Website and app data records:
-*-*-

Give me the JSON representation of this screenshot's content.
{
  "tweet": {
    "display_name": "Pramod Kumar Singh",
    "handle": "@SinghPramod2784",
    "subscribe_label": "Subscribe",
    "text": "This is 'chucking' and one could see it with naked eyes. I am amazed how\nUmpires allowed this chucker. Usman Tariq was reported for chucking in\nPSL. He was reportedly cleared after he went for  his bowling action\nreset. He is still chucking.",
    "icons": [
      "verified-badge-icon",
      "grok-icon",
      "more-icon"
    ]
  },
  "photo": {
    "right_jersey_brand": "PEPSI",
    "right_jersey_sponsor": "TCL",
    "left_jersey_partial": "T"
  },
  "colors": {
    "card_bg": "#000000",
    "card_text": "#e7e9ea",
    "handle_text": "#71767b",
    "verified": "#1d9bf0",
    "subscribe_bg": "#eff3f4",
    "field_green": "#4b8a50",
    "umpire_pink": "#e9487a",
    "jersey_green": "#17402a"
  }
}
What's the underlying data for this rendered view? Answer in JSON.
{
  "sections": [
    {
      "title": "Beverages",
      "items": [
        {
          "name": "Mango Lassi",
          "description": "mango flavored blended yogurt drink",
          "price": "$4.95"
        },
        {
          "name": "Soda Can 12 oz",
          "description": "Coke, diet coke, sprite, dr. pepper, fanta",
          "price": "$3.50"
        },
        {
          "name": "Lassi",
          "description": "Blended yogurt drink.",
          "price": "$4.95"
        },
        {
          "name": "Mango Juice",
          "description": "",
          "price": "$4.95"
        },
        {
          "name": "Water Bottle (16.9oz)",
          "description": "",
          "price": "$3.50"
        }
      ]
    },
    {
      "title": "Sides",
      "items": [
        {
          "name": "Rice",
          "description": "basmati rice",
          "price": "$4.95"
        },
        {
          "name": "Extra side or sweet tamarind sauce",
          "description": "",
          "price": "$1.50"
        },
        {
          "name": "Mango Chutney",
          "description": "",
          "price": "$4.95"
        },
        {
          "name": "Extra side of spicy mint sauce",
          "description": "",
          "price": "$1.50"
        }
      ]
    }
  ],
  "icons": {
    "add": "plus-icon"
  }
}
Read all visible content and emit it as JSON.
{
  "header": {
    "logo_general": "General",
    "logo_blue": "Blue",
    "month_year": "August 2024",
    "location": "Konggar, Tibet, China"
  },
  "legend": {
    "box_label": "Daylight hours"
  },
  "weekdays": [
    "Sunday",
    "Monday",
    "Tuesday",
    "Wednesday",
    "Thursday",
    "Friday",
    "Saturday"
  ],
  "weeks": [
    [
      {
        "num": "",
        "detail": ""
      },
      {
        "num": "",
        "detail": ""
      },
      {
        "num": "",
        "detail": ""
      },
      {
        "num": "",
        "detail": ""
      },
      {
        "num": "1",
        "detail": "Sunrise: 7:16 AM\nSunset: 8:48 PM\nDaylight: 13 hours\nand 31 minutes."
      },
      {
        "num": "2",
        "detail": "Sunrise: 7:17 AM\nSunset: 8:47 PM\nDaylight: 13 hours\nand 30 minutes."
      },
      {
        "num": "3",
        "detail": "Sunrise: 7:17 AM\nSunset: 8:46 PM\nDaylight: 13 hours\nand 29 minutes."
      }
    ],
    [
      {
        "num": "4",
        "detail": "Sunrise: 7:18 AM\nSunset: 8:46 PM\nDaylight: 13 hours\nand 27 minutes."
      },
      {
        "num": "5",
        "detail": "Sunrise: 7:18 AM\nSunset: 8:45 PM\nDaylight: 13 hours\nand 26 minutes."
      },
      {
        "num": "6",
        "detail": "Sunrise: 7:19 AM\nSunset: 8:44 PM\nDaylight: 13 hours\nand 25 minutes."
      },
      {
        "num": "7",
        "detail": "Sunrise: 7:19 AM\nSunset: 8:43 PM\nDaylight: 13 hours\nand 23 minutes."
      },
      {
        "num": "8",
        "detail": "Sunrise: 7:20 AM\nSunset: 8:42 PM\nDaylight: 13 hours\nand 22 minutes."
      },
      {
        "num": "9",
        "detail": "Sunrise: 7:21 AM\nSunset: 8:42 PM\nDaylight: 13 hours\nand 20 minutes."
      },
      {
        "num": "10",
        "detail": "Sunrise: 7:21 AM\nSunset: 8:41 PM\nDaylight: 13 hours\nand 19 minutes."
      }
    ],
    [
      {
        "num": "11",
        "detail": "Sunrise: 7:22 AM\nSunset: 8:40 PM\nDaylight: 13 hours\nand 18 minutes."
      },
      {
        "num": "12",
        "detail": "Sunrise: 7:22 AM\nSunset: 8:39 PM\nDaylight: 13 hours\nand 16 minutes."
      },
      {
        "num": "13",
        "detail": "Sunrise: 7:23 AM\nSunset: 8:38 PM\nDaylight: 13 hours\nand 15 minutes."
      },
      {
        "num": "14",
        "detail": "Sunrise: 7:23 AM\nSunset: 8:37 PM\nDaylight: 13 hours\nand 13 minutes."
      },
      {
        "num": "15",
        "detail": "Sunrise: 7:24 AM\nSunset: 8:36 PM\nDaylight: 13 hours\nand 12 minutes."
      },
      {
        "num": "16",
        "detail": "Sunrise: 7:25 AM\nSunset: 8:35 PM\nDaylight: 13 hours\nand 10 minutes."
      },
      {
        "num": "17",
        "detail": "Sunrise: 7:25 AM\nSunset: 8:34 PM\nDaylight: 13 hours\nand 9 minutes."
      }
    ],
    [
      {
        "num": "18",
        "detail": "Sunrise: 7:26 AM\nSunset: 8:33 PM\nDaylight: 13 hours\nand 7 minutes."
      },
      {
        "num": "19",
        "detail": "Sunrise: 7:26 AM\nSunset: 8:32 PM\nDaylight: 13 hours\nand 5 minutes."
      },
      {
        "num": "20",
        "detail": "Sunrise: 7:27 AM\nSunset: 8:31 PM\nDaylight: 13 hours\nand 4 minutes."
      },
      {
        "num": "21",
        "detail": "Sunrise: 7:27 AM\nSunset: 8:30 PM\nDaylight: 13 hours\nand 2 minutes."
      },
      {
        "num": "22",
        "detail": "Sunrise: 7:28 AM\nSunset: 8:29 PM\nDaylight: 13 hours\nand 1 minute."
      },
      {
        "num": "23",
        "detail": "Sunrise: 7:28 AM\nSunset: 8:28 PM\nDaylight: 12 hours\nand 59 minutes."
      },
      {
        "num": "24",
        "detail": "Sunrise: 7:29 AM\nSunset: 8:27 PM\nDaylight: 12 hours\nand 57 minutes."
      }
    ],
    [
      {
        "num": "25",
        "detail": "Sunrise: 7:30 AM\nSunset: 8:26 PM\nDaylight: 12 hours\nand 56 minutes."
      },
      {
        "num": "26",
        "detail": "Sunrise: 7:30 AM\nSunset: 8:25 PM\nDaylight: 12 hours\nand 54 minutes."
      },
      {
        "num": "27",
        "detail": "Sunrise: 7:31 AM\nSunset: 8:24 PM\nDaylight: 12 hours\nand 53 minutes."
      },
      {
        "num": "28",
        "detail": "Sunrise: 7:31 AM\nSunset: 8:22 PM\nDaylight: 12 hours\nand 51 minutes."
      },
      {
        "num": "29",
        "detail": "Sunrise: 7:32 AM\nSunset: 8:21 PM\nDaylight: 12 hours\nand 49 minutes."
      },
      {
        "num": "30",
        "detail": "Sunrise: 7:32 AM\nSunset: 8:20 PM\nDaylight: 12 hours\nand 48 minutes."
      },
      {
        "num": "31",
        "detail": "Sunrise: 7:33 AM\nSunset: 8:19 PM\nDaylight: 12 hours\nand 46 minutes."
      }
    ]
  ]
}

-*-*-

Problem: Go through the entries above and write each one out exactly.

Task response:
Give me the JSON representation of this screenshot's content.
{
  "tweet": {
    "display_name": "Pramod Kumar Singh",
    "handle": "@SinghPramod2784",
    "subscribe_label": "Subscribe",
    "text": "This is 'chucking' and one could see it with naked eyes. I am amazed how\nUmpires allowed this chucker. Usman Tariq was reported for chucking in\nPSL. He was reportedly cleared after he went for  his bowling action\nreset. He is still chucking.",
    "icons": [
      "verified-badge-icon",
      "grok-icon",
      "more-icon"
    ]
  },
  "photo": {
    "right_jersey_brand": "PEPSI",
    "right_jersey_sponsor": "TCL",
    "left_jersey_partial": "T"
  },
  "colors": {
    "card_bg": "#000000",
    "card_text": "#e7e9ea",
    "handle_text": "#71767b",
    "verified": "#1d9bf0",
    "subscribe_bg": "#eff3f4",
    "field_green": "#4b8a50",
    "umpire_pink": "#e9487a",
    "jersey_green": "#17402a"
  }
}
What's the underlying data for this rendered view? Answer in JSON.
{
  "sections": [
    {
      "title": "Beverages",
      "items": [
        {
          "name": "Mango Lassi",
          "description": "mango flavored blended yogurt drink",
          "price": "$4.95"
        },
        {
          "name": "Soda Can 12 oz",
          "description": "Coke, diet coke, sprite, dr. pepper, fanta",
          "price": "$3.50"
        },
        {
          "name": "Lassi",
          "description": "Blended yogurt drink.",
          "price": "$4.95"
        },
        {
          "name": "Mango Juice",
          "description": "",
          "price": "$4.95"
        },
        {
          "name": "Water Bottle (16.9oz)",
          "description": "",
          "price": "$3.50"
        }
      ]
    },
    {
      "title": "Sides",
      "items": [
        {
          "name": "Rice",
          "description": "basmati rice",
          "price": "$4.95"
        },
        {
          "name": "Extra side or sweet tamarind sauce",
          "description": "",
          "price": "$1.50"
        },
        {
          "name": "Mango Chutney",
          "description": "",
          "price": "$4.95"
        },
        {
          "name": "Extra side of spicy mint sauce",
          "description": "",
          "price": "$1.50"
        }
      ]
    }
  ],
  "icons": {
    "add": "plus-icon"
  }
}
Read all visible content and emit it as JSON.
{
  "header": {
    "logo_general": "General",
    "logo_blue": "Blue",
    "month_year": "August 2024",
    "location": "Konggar, Tibet, China"
  },
  "legend": {
    "box_label": "Daylight hours"
  },
  "weekdays": [
    "Sunday",
    "Monday",
    "Tuesday",
    "Wednesday",
    "Thursday",
    "Friday",
    "Saturday"
  ],
  "weeks": [
    [
      {
        "num": "",
        "detail": ""
      },
      {
        "num": "",
        "detail": ""
      },
      {
        "num": "",
        "detail": ""
      },
      {
        "num": "",
        "detail": ""
      },
      {
        "num": "1",
        "detail": "Sunrise: 7:16 AM\nSunset: 8:48 PM\nDaylight: 13 hours\nand 31 minutes."
      },
      {
        "num": "2",
        "detail": "Sunrise: 7:17 AM\nSunset: 8:47 PM\nDaylight: 13 hours\nand 30 minutes."
      },
      {
        "num": "3",
        "detail": "Sunrise: 7:17 AM\nSunset: 8:46 PM\nDaylight: 13 hours\nand 29 minutes."
      }
    ],
    [
      {
        "num": "4",
        "detail": "Sunrise: 7:18 AM\nSunset: 8:46 PM\nDaylight: 13 hours\nand 27 minutes."
      },
      {
        "num": "5",
        "detail": "Sunrise: 7:18 AM\nSunset: 8:45 PM\nDaylight: 13 hours\nand 26 minutes."
      },
      {
        "num": "6",
        "detail": "Sunrise: 7:19 AM\nSunset: 8:44 PM\nDaylight: 13 hours\nand 25 minutes."
      },
      {
        "num": "7",
        "detail": "Sunrise: 7:19 AM\nSunset: 8:43 PM\nDaylight: 13 hours\nand 23 minutes."
      },
      {
        "num": "8",
        "detail": "Sunrise: 7:20 AM\nSunset: 8:42 PM\nDaylight: 13 hours\nand 22 minutes."
      },
      {
        "num": "9",
        "detail": "Sunrise: 7:21 AM\nSunset: 8:42 PM\nDaylight: 13 hours\nand 20 minutes."
      },
      {
        "num": "10",
        "detail": "Sunrise: 7:21 AM\nSunset: 8:41 PM\nDaylight: 13 hours\nand 19 minutes."
      }
    ],
    [
      {
        "num": "11",
        "detail": "Sunrise: 7:22 AM\nSunset: 8:40 PM\nDaylight: 13 hours\nand 18 minutes."
      },
      {
        "num": "12",
        "detail": "Sunrise: 7:22 AM\nSunset: 8:39 PM\nDaylight: 13 hours\nand 16 minutes."
      },
      {
        "num": "13",
        "detail": "Sunrise: 7:23 AM\nSunset: 8:38 PM\nDaylight: 13 hours\nand 15 minutes."
      },
      {
        "num": "14",
        "detail": "Sunrise: 7:23 AM\nSunset: 8:37 PM\nDaylight: 13 hours\nand 13 minutes."
      },
      {
        "num": "15",
        "detail": "Sunrise: 7:24 AM\nSunset: 8:36 PM\nDaylight: 13 hours\nand 12 minutes."
      },
      {
        "num": "16",
        "detail": "Sunrise: 7:25 AM\nSunset: 8:35 PM\nDaylight: 13 hours\nand 10 minutes."
      },
      {
        "num": "17",
        "detail": "Sunrise: 7:25 AM\nSunset: 8:34 PM\nDaylight: 13 hours\nand 9 minutes."
      }
    ],
    [
      {
        "num": "18",
        "detail": "Sunrise: 7:26 AM\nSunset: 8:33 PM\nDaylight: 13 hours\nand 7 minutes."
      },
      {
        "num": "19",
        "detail": "Sunrise: 7:26 AM\nSunset: 8:32 PM\nDaylight: 13 hours\nand 5 minutes."
      },
      {
        "num": "20",
        "detail": "Sunrise: 7:27 AM\nSunset: 8:31 PM\nDaylight: 13 hours\nand 4 minutes."
      },
      {
        "num": "21",
        "detail": "Sunrise: 7:27 AM\nSunset: 8:30 PM\nDaylight: 13 hours\nand 2 minutes."
      },
      {
        "num": "22",
        "detail": "Sunrise: 7:28 AM\nSunset: 8:29 PM\nDaylight: 13 hours\nand 1 minute."
      },
      {
        "num": "23",
        "detail": "Sunrise: 7:28 AM\nSunset: 8:28 PM\nDaylight: 12 hours\nand 59 minutes."
      },
      {
        "num": "24",
        "detail": "Sunrise: 7:29 AM\nSunset: 8:27 PM\nDaylight: 12 hours\nand 57 minutes."
      }
    ],
    [
      {
        "num": "25",
        "detail": "Sunrise: 7:30 AM\nSunset: 8:26 PM\nDaylight: 12 hours\nand 56 minutes."
      },
      {
        "num": "26",
        "detail": "Sunrise: 7:30 AM\nSunset: 8:25 PM\nDaylight: 12 hours\nand 54 minutes."
      },
      {
        "num": "27",
        "detail": "Sunrise: 7:31 AM\nSunset: 8:24 PM\nDaylight: 12 hours\nand 53 minutes."
      },
      {
        "num": "28",
        "detail": "Sunrise: 7:31 AM\nSunset: 8:22 PM\nDaylight: 12 hours\nand 51 minutes."
      },
      {
        "num": "29",
        "detail": "Sunrise: 7:32 AM\nSunset: 8:21 PM\nDaylight: 12 hours\nand 49 minutes."
      },
      {
        "num": "30",
        "detail": "Sunrise: 7:32 AM\nSunset: 8:20 PM\nDaylight: 12 hours\nand 48 minutes."
      },
      {
        "num": "31",
        "detail": "Sunrise: 7:33 AM\nSunset: 8:19 PM\nDaylight: 12 hours\nand 46 minutes."
      }
    ]
  ]
}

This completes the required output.